« previous 1 3 4 5 6 7 8 9 10 11 12 next »
topics  posts  views  last activity   
Reader club of KM...: Healthy programmer 2 13 Nov 20, 2014 03:15AM  
  • Practical Vim: Edit Text at the Speed of Thought
  • Understanding Computation: From Simple Machines to Impossible Programs
  • The Developer's Code: What Real Programmers Do
  • The Well-Grounded Java Developer: Vital techniques of Java 7 and polyglot programming
  • Programming Concurrency on the JVM
  • Seven Languages in Seven Weeks
  • Apprenticeship Patterns: Guidance for the Aspiring Software Craftsman
  • Pragmatic Thinking and Learning: Refactor Your Wetware
  • Tmux: Productive Mouse-Free Development
  • The Leprechauns of Software Engineering
  • The Passionate Programmer

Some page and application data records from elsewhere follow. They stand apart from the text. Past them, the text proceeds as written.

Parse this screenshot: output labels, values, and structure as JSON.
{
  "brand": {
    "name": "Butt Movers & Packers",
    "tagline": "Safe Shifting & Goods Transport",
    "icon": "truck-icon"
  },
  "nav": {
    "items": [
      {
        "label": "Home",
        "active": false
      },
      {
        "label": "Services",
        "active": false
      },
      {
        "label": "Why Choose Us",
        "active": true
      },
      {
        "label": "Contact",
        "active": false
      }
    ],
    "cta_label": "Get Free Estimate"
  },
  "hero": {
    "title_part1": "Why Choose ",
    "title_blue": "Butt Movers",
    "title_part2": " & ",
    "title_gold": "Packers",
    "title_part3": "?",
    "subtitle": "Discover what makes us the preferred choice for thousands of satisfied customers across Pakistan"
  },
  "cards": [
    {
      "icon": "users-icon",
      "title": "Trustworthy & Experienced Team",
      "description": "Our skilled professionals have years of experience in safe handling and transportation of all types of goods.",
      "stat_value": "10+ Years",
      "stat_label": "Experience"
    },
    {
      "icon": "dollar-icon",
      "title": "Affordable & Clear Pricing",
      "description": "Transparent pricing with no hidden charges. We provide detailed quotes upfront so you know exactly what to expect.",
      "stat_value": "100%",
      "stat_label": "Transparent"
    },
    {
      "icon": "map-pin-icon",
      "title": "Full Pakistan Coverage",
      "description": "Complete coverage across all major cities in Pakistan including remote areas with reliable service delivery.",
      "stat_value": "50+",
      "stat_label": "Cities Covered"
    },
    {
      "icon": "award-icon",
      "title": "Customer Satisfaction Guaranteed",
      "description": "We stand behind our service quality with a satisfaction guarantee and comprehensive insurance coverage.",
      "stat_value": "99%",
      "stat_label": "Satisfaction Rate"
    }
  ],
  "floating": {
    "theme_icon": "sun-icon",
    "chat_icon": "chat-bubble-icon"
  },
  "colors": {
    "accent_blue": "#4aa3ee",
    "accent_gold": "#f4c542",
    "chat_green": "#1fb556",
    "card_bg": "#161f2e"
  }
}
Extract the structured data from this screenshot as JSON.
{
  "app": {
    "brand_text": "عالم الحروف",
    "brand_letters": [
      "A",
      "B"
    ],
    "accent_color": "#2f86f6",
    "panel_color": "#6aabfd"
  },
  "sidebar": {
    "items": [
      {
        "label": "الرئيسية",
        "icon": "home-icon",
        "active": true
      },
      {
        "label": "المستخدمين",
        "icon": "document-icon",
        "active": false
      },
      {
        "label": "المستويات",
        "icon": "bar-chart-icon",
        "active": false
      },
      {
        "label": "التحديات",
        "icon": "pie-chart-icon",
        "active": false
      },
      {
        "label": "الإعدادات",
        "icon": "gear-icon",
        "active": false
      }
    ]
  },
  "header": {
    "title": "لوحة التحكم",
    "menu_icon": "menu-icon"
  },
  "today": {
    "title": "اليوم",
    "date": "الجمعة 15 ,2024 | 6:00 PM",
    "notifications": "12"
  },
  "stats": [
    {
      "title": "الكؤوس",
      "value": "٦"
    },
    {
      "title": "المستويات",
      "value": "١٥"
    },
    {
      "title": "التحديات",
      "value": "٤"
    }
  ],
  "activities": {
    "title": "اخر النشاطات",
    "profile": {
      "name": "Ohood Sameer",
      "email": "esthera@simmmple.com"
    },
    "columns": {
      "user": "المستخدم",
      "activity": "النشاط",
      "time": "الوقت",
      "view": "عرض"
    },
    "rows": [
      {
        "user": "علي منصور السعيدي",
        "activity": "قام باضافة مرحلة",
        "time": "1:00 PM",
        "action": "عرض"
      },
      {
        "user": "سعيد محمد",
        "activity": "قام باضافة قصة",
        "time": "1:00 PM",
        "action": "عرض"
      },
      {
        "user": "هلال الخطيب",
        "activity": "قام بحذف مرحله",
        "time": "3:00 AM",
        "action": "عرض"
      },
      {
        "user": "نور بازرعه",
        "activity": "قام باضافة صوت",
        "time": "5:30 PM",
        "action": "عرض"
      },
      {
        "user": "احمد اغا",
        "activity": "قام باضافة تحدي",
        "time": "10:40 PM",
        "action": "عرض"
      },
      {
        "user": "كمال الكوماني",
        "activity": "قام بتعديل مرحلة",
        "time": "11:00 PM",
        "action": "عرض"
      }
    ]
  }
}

  • Java 8 in Action
  • Seven Databases in Seven Weeks: A Guide to Modern Databases and the NoSQL Movement
  • Software Estimation: Demystifying the Black Art
  • Seven Concurrency Models in Seven Weeks: When Threads Unravel
  • Exceptional Ruby: Master the Art of Handling Failure in Ruby
  • Team Geek: A Software Developer's Guide to Working Well with Others
  • Effective Programming: More Than Writing Code

Goodreads is hiring!

If you like books and love to build cool products, we may be looking for you.
Learn more »
“The explanation may be that gene activity in our muscles changes when the muscles don’t contract for long periods of time. In one experiment, researchers at the University of Massachusetts asked a group of healthy young men to walk around using crutches such that the muscles in their left legs never contracted. After only two days of inactivity, the scientists biopsied muscles in both legs. In the left leg, the DNA repair mechanism had been disrupted, insulin response was dropping, oxidative stress was rising, and metabolic activity within individual muscle cells was slowing.” 0 likes
More quotes…